» **DATA EXTRACT**:
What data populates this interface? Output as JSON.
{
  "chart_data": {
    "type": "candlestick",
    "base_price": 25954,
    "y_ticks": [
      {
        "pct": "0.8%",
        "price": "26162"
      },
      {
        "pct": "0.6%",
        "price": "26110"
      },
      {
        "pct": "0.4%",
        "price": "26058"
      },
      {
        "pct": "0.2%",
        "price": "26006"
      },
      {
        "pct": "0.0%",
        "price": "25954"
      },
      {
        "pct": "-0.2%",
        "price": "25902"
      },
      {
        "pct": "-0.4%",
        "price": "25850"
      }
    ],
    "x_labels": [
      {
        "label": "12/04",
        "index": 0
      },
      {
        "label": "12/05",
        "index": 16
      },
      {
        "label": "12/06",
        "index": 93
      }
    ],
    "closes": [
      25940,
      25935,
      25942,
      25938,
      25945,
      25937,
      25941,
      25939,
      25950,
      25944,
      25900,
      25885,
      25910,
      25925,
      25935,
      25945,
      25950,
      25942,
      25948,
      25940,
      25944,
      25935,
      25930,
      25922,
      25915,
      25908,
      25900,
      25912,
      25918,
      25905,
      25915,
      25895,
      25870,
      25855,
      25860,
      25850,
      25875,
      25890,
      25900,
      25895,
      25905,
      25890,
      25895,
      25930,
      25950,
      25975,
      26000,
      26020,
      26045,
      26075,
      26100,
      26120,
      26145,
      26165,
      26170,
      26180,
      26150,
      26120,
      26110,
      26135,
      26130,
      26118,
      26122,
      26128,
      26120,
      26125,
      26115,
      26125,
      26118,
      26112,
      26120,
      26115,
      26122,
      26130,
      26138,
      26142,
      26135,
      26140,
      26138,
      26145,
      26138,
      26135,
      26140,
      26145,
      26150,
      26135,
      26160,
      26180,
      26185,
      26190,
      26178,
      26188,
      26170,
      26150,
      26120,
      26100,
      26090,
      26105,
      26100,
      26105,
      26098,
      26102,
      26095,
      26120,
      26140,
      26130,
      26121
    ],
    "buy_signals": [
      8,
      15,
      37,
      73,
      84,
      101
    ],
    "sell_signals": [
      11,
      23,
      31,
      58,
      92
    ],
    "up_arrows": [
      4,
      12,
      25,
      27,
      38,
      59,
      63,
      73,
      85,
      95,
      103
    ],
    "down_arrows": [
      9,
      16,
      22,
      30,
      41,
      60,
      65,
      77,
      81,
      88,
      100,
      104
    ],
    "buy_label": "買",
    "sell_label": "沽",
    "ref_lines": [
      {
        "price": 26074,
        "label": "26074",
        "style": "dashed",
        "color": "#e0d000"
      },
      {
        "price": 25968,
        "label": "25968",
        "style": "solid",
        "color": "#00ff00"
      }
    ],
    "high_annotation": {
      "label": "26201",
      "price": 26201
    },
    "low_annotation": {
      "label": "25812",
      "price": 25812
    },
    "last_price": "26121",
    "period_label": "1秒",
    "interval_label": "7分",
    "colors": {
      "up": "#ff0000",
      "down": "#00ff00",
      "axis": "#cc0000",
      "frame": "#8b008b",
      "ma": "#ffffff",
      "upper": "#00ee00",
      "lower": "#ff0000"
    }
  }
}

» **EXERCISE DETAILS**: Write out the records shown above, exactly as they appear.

» **SOLUTION TO THIS PROBLEM**:
What data populates this interface? Output as JSON.
{
  "chart_data": {
    "type": "candlestick",
    "base_price": 25954,
    "y_ticks": [
      {
        "pct": "0.8%",
        "price": "26162"
      },
      {
        "pct": "0.6%",
        "price": "26110"
      },
      {
        "pct": "0.4%",
        "price": "26058"
      },
      {
        "pct": "0.2%",
        "price": "26006"
      },
      {
        "pct": "0.0%",
        "price": "25954"
      },
      {
        "pct": "-0.2%",
        "price": "25902"
      },
      {
        "pct": "-0.4%",
        "price": "25850"
      }
    ],
    "x_labels": [
      {
        "label": "12/04",
        "index": 0
      },
      {
        "label": "12/05",
        "index": 16
      },
      {
        "label": "12/06",
        "index": 93
      }
    ],
    "closes": [
      25940,
      25935,
      25942,
      25938,
      25945,
      25937,
      25941,
      25939,
      25950,
      25944,
      25900,
      25885,
      25910,
      25925,
      25935,
      25945,
      25950,
      25942,
      25948,
      25940,
      25944,
      25935,
      25930,
      25922,
      25915,
      25908,
      25900,
      25912,
      25918,
      25905,
      25915,
      25895,
      25870,
      25855,
      25860,
      25850,
      25875,
      25890,
      25900,
      25895,
      25905,
      25890,
      25895,
      25930,
      25950,
      25975,
      26000,
      26020,
      26045,
      26075,
      26100,
      26120,
      26145,
      26165,
      26170,
      26180,
      26150,
      26120,
      26110,
      26135,
      26130,
      26118,
      26122,
      26128,
      26120,
      26125,
      26115,
      26125,
      26118,
      26112,
      26120,
      26115,
      26122,
      26130,
      26138,
      26142,
      26135,
      26140,
      26138,
      26145,
      26138,
      26135,
      26140,
      26145,
      26150,
      26135,
      26160,
      26180,
      26185,
      26190,
      26178,
      26188,
      26170,
      26150,
      26120,
      26100,
      26090,
      26105,
      26100,
      26105,
      26098,
      26102,
      26095,
      26120,
      26140,
      26130,
      26121
    ],
    "buy_signals": [
      8,
      15,
      37,
      73,
      84,
      101
    ],
    "sell_signals": [
      11,
      23,
      31,
      58,
      92
    ],
    "up_arrows": [
      4,
      12,
      25,
      27,
      38,
      59,
      63,
      73,
      85,
      95,
      103
    ],
    "down_arrows": [
      9,
      16,
      22,
      30,
      41,
      60,
      65,
      77,
      81,
      88,
      100,
      104
    ],
    "buy_label": "買",
    "sell_label": "沽",
    "ref_lines": [
      {
        "price": 26074,
        "label": "26074",
        "style": "dashed",
        "color": "#e0d000"
      },
      {
        "price": 25968,
        "label": "25968",
        "style": "solid",
        "color": "#00ff00"
      }
    ],
    "high_annotation": {
      "label": "26201",
      "price": 26201
    },
    "low_annotation": {
      "label": "25812",
      "price": 25812
    },
    "last_price": "26121",
    "period_label": "1秒",
    "interval_label": "7分",
    "colors": {
      "up": "#ff0000",
      "down": "#00ff00",
      "axis": "#cc0000",
      "frame": "#8b008b",
      "ma": "#ffffff",
      "upper": "#00ee00",
      "lower": "#ff0000"
    }
  }
}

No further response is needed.